=== Section Start ===

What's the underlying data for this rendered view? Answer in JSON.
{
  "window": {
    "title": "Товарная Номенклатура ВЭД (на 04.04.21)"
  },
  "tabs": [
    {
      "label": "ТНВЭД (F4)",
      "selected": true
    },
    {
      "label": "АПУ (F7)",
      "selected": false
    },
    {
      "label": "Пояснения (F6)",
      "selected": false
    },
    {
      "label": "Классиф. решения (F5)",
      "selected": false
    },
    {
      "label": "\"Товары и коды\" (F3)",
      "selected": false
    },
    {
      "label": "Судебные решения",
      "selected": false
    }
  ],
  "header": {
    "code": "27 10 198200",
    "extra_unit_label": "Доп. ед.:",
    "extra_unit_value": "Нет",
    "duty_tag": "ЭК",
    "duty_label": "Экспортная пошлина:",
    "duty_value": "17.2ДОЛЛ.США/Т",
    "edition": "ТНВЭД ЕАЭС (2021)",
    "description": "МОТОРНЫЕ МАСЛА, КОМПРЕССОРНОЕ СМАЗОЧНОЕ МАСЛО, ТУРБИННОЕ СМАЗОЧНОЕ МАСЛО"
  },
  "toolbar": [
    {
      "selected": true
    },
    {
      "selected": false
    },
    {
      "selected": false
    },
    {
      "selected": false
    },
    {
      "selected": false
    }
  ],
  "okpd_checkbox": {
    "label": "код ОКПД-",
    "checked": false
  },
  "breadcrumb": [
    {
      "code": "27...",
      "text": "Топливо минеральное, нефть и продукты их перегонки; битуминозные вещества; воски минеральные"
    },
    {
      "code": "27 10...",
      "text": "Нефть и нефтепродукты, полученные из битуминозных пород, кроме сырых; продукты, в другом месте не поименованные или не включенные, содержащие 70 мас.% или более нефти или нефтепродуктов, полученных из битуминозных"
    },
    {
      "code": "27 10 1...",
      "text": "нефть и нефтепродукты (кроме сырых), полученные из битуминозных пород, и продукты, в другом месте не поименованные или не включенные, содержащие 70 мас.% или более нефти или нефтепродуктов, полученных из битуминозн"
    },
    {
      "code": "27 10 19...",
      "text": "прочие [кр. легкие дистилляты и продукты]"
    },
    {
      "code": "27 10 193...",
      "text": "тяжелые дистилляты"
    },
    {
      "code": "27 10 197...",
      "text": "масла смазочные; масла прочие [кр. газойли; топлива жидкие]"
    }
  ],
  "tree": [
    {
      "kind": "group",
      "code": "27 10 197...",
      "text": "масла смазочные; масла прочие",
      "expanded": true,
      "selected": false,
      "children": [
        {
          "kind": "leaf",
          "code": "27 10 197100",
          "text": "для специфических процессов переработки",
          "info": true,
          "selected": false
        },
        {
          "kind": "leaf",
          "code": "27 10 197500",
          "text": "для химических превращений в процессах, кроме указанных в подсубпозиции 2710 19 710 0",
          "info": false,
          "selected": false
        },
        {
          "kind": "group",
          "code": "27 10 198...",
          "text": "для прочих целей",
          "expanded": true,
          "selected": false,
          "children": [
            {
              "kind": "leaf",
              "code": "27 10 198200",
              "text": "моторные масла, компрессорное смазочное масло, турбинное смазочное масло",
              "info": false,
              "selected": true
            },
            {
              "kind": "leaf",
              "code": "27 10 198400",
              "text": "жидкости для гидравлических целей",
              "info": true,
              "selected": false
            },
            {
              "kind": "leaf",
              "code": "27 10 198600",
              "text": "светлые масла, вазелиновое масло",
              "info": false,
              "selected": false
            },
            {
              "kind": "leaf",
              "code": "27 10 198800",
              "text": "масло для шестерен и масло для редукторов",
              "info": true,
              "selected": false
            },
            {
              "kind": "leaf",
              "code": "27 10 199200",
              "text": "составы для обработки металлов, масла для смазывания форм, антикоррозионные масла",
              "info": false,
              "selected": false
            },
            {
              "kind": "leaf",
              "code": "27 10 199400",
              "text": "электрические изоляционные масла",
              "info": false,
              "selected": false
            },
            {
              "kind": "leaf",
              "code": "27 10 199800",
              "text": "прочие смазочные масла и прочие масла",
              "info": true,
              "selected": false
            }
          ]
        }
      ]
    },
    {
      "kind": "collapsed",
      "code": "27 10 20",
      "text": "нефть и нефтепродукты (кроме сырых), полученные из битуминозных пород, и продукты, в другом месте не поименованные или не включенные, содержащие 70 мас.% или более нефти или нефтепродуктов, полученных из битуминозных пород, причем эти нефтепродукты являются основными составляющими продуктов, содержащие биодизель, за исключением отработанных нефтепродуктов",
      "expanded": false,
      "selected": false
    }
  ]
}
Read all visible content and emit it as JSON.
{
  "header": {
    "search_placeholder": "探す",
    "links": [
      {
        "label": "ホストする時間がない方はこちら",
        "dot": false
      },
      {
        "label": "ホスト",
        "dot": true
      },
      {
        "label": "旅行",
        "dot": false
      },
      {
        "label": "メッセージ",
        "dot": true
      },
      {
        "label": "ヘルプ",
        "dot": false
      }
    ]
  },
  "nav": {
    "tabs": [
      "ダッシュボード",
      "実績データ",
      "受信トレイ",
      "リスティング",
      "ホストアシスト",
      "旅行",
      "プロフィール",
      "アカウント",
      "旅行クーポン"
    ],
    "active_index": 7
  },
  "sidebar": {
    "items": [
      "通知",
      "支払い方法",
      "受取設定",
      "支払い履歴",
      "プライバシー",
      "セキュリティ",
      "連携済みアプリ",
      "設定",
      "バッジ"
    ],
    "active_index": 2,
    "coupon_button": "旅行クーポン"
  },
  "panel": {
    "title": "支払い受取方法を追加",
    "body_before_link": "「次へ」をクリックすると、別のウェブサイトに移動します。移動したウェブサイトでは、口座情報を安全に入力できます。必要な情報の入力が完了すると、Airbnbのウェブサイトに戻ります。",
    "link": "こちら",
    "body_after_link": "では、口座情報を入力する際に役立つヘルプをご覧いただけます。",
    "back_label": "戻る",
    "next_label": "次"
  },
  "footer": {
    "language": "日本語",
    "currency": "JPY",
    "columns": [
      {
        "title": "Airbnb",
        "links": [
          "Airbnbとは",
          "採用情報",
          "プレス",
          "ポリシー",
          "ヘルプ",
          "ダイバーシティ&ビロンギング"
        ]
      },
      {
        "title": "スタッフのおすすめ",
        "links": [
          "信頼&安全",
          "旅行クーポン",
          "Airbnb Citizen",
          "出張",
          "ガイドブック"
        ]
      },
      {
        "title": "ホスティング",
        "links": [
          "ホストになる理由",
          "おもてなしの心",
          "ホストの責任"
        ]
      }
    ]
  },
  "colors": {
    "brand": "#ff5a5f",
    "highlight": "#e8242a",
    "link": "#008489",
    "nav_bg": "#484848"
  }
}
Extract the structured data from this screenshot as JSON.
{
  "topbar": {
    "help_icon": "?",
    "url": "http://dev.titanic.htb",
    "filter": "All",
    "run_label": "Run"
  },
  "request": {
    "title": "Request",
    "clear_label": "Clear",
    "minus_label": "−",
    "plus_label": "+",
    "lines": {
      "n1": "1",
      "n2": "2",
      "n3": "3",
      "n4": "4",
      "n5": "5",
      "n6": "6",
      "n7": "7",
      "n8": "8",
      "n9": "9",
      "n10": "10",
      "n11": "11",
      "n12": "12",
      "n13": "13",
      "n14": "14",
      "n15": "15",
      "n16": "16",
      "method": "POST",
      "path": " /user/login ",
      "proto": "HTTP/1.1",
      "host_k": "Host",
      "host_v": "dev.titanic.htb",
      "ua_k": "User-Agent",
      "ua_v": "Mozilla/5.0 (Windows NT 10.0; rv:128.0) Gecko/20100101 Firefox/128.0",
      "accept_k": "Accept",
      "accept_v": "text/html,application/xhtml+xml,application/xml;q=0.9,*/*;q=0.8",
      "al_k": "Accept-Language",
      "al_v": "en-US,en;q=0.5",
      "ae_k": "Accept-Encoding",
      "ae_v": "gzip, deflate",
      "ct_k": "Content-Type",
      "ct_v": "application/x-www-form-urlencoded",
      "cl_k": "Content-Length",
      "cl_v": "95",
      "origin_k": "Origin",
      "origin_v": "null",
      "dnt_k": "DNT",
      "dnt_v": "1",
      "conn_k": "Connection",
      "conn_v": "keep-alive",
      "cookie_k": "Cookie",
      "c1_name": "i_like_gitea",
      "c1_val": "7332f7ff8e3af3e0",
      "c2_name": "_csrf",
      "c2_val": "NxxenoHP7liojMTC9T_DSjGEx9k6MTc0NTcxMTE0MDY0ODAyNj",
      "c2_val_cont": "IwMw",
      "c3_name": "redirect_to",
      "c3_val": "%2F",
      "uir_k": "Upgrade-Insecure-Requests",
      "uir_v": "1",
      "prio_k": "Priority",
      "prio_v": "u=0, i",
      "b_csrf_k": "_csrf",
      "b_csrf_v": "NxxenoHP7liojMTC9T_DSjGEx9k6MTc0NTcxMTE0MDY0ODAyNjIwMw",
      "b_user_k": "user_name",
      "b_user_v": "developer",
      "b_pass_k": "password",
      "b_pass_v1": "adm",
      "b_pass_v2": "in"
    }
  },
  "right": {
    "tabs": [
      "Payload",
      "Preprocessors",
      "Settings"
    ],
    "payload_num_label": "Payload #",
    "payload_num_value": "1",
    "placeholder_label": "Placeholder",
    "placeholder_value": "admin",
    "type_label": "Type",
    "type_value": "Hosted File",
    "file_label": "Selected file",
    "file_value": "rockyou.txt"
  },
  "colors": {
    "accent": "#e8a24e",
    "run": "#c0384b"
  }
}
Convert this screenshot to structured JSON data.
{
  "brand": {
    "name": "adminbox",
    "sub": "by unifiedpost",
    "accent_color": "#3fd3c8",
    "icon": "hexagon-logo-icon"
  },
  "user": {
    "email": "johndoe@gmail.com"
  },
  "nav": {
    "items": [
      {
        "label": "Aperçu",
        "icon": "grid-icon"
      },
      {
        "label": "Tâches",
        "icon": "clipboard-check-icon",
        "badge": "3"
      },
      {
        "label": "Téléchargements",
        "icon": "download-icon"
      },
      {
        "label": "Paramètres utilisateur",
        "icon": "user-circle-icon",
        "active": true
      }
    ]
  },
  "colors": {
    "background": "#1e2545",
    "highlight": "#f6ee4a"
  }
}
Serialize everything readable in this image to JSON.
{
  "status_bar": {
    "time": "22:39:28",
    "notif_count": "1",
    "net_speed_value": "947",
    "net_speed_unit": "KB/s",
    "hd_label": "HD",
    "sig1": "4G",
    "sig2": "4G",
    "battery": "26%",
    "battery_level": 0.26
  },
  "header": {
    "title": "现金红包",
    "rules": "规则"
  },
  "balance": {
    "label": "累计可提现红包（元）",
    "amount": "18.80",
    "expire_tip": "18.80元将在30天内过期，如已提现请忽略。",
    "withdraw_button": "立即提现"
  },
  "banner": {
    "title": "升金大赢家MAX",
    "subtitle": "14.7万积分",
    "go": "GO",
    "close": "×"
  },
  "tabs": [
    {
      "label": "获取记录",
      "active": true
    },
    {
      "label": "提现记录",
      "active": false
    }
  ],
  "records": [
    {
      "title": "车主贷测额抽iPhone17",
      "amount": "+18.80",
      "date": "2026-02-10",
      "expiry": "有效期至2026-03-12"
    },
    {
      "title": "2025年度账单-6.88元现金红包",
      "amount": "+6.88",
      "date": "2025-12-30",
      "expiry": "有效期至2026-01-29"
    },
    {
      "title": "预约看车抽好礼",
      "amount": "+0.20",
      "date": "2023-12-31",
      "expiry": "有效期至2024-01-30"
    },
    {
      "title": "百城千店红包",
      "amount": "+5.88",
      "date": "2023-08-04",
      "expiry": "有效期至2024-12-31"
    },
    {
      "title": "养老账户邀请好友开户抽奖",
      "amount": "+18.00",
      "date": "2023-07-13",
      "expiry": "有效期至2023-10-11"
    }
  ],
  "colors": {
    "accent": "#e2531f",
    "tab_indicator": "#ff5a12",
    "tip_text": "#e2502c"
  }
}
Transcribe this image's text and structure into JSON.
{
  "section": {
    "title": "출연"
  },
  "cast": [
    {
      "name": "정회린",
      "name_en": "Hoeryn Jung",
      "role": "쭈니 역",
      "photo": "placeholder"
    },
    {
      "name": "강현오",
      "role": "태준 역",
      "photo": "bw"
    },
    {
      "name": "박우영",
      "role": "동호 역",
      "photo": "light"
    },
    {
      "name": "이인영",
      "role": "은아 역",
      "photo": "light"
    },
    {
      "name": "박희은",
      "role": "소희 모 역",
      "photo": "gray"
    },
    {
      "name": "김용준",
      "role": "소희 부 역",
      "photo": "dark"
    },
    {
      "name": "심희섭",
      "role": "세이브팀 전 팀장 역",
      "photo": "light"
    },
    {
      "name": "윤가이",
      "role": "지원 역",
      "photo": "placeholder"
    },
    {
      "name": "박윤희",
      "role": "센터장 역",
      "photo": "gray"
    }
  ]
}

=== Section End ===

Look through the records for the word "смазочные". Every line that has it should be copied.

Your response ▸
      "text": "масла смазочные; масла прочие [кр. газойли; топлива жидкие]"
      "text": "масла смазочные; масла прочие",
              "text": "прочие смазочные масла и прочие масла",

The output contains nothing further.